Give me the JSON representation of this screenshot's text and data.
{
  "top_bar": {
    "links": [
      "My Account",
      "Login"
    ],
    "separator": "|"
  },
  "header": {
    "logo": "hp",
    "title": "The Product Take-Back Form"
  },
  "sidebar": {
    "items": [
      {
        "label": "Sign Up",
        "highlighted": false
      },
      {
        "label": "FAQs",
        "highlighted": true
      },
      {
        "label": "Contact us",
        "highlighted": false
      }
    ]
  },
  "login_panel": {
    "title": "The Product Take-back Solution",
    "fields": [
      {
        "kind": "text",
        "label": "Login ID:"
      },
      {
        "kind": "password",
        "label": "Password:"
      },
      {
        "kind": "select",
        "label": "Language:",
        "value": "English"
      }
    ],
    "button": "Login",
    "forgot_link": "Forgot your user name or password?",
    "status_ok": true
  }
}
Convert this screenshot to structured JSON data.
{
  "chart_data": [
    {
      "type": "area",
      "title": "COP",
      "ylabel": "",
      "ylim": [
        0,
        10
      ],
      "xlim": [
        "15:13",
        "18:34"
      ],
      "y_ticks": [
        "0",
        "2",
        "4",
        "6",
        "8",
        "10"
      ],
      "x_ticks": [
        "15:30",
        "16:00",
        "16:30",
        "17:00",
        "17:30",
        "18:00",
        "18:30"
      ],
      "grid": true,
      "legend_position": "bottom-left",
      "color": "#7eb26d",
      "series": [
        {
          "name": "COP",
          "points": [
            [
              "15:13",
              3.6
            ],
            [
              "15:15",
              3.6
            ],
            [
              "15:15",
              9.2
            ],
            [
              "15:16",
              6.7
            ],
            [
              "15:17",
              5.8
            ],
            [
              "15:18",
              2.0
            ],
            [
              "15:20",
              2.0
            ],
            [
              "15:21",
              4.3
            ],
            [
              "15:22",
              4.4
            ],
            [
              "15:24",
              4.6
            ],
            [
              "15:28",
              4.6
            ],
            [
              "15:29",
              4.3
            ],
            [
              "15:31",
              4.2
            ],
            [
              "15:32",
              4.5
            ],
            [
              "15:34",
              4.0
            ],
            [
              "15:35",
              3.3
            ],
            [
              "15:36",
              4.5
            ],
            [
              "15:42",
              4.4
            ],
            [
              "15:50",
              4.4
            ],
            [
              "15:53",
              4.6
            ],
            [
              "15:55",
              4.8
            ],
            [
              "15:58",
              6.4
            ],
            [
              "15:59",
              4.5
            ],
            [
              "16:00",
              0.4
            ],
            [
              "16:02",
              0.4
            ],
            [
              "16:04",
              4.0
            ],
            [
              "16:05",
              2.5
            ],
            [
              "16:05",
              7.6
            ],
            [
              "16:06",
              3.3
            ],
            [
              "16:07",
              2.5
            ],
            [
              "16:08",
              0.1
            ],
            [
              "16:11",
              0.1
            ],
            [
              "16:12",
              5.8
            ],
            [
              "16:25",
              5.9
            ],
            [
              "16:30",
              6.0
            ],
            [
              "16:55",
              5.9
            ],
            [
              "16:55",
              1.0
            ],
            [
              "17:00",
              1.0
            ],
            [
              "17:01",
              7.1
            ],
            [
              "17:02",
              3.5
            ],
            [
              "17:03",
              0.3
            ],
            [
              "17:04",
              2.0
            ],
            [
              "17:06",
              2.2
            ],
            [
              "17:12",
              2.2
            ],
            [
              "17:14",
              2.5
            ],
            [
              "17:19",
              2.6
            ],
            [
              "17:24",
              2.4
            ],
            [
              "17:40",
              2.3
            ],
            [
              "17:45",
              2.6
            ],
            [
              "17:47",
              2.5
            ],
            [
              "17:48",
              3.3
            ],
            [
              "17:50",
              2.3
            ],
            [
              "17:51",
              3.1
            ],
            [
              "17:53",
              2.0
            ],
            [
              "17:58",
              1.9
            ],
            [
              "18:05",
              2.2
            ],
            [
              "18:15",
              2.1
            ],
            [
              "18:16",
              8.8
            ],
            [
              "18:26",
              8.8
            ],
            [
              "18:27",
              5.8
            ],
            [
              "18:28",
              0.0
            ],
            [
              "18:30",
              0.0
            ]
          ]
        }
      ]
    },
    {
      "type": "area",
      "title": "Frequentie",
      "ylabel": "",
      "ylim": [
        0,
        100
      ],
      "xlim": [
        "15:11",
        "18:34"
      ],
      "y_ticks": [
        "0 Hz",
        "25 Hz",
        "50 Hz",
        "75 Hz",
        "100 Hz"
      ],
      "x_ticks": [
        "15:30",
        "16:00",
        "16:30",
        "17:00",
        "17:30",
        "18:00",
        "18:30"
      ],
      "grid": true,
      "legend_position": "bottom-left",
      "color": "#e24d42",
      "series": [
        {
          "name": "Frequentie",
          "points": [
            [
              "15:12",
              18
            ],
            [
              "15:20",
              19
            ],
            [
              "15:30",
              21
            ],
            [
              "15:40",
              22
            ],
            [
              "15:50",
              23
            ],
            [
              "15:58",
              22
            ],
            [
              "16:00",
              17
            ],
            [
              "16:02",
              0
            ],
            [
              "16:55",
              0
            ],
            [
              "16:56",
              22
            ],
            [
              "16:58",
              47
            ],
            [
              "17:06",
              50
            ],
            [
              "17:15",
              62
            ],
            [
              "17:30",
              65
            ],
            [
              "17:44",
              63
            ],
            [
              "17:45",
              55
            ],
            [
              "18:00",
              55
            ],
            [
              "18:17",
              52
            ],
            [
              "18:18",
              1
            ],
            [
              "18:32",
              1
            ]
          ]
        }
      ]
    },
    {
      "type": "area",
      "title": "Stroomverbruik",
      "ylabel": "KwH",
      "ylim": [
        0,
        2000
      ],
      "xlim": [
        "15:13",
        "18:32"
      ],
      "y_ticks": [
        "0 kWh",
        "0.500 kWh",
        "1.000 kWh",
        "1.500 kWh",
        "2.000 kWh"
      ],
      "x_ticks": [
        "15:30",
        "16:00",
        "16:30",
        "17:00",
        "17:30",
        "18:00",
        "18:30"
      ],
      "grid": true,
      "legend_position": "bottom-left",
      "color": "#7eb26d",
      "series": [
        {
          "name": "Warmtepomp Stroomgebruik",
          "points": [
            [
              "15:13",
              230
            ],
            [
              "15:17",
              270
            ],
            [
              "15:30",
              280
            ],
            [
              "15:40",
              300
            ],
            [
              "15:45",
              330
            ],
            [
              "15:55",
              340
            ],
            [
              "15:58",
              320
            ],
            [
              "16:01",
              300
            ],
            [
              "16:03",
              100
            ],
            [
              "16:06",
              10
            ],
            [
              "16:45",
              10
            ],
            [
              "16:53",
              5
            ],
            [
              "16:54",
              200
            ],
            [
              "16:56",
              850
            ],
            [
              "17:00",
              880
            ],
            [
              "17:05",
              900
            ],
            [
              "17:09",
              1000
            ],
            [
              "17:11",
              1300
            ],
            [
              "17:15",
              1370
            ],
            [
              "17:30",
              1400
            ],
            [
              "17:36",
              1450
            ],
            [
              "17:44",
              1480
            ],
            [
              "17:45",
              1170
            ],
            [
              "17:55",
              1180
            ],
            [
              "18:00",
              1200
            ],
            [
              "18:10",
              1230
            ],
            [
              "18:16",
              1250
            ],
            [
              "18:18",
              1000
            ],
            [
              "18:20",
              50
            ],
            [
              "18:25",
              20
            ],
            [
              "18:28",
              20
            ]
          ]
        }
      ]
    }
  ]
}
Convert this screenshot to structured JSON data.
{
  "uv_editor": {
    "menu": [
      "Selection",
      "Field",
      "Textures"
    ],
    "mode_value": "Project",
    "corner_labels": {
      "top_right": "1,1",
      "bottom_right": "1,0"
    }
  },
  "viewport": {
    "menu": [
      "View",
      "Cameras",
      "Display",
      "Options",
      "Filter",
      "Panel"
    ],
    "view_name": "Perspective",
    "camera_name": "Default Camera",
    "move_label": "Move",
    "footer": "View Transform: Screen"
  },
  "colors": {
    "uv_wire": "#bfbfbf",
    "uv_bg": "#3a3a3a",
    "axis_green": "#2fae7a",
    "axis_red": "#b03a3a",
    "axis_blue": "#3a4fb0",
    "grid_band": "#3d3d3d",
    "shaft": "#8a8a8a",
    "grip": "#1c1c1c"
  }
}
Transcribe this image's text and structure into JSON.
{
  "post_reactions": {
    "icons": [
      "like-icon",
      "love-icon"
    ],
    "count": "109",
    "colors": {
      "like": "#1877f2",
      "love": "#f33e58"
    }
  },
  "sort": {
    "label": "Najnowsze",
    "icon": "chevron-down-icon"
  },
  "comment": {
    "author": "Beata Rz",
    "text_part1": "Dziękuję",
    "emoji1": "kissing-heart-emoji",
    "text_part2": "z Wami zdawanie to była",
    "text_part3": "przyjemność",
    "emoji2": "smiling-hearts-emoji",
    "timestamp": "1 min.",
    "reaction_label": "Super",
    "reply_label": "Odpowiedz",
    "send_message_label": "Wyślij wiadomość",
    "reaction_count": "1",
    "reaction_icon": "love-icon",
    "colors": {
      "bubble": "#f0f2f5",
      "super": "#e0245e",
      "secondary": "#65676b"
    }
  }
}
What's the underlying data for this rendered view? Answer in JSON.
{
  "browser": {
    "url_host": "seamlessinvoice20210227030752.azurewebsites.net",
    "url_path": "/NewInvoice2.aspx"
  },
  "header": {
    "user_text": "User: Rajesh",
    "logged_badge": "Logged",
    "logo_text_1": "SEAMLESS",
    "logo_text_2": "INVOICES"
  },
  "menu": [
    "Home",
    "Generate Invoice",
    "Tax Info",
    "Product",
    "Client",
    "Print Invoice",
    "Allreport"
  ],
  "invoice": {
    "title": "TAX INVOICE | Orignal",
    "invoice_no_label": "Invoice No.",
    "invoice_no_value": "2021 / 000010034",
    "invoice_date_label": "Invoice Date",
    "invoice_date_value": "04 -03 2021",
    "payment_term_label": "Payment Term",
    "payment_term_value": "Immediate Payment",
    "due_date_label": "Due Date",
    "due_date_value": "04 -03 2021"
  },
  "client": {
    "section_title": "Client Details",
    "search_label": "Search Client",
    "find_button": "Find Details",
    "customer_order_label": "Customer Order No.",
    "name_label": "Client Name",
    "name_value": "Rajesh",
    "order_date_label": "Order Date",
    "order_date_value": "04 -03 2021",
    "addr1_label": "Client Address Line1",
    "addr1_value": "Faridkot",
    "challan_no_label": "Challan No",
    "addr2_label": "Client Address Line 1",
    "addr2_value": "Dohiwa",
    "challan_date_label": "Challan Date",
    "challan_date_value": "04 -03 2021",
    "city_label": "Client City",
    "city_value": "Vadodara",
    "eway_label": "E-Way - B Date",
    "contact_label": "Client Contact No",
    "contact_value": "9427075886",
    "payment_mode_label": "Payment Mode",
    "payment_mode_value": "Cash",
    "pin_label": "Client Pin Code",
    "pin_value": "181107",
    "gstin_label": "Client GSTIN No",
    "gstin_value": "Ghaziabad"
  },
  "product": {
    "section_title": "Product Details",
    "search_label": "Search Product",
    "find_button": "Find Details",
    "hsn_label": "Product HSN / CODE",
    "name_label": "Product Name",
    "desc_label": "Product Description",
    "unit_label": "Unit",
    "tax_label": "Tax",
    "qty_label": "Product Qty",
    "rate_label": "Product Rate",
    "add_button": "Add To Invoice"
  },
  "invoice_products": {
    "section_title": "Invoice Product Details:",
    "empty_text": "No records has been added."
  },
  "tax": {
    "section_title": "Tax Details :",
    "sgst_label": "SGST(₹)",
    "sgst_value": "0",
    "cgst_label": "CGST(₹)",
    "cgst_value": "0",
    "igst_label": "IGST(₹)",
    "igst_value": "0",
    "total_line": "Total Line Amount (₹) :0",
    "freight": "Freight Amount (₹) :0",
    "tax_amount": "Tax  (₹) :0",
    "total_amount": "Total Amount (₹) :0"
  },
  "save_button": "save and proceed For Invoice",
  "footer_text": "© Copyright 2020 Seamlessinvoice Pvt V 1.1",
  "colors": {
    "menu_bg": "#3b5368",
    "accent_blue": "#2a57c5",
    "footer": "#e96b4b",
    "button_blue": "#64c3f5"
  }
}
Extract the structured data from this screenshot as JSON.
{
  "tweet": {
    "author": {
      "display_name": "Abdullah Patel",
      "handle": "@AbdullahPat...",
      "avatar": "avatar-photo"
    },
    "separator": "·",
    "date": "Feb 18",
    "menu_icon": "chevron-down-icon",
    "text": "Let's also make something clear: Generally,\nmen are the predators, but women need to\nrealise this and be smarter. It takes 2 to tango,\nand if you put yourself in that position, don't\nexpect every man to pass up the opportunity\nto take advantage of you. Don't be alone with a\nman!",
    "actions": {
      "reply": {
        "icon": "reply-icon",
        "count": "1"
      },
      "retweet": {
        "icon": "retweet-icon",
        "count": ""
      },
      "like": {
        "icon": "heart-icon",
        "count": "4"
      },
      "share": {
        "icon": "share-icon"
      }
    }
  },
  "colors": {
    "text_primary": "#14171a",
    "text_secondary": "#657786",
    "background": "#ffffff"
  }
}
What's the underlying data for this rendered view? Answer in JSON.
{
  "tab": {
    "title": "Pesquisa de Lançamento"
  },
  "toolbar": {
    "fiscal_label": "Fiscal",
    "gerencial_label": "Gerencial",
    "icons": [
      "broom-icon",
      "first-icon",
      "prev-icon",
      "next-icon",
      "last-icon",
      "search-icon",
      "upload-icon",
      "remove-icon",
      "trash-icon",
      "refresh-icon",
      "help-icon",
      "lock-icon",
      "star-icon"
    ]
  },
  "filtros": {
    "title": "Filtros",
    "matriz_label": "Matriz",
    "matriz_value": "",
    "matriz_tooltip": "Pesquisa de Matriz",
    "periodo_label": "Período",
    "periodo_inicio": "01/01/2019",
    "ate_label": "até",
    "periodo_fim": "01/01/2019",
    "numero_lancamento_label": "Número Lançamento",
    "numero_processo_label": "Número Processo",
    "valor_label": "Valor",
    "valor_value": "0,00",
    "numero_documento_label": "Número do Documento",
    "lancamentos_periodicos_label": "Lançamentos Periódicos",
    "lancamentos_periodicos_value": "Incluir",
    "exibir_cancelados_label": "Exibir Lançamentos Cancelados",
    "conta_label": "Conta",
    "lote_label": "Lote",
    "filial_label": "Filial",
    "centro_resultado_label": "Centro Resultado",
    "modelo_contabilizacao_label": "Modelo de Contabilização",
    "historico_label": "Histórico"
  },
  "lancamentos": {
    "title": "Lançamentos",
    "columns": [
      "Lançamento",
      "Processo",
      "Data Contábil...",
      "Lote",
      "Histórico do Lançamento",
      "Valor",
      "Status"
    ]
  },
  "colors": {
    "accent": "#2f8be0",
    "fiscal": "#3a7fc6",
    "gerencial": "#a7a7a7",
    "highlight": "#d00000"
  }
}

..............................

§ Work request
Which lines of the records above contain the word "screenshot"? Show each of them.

§ Output below
Give me the JSON representation of this screenshot's text and data.
Convert this screenshot to structured JSON data.
Convert this screenshot to structured JSON data.
Extract the structured data from this screenshot as JSON.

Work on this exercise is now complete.